Panorama of the Bala Hissar


This panoramic photograph of the Bala Hissar (High Fort) in Kabul is from an album of rare historical photographs depicting people and places associated with the Second Anglo-Afghan War. The British envoy to Kabul, Sir Pierre Louis Napoleon Cavagnari (1841–79), was murdered inside the fort in September 1879, triggering a general uprising and the second phase of the war. The Kōh-e Shēr Darwāzah (lion door) Mountain rises behind the fort, while the ancient walls with battlements and sentry towers trail off into the distance on both sides. The fortress, which dates from the fifth century, overlooked the city from a hill to the south and was the traditional seat of Afghan rulers. It reputedly was home to Timur (Tamerlane, from Tīmūr Lang meaning Timur the Lame) and the Mughal emperor, Babur. British troops can be seen by the entrance gate in the right side of the photograph. The Second Anglo-Afghan War began in November 1878 when Great Britain, fearful of what it saw as growing Russian influence in Afghanistan, invaded the country from British India. The first phase of the war ended in May 1879 with the Treaty of Gandamak, which permitted the Afghans to maintain internal sovereignty but forced them to cede control over their foreign policy to the British. Fighting resumed in September 1879, after an anti-British uprising in Kabul, and finally concluded in September 1880 with the decisive Battle of Kandahar. The album includes portraits of British and Afghan leaders and military personnel, portraits of ordinary Afghan people, and depictions of British military camps and activities, structures, landscapes, and cities and towns. The sites shown are all located within the borders of present-day Afghanistan or Pakistan (a part of British India at the time). About a third of the photographs were taken by John Burke (circa 1843–1900), another third by Sir Benjamin Simpson (1831–1923), and the remainder by several other photographers. Some of the photographs are unattributed.

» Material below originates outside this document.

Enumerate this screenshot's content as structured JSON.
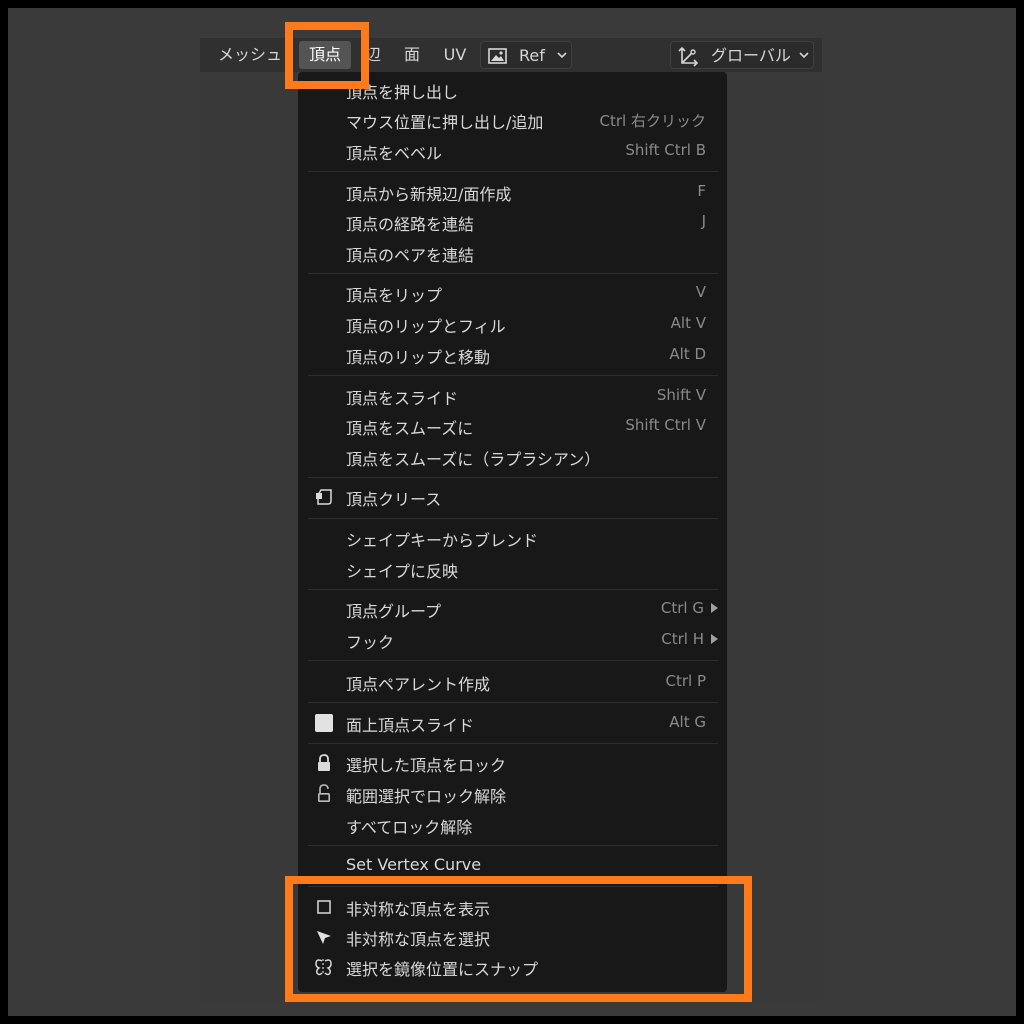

The album possibly was compiled by a member of the British Indian government, but this has not been confirmed. How it came to the Library of Congress is not known.

Last updated: September 30, 2016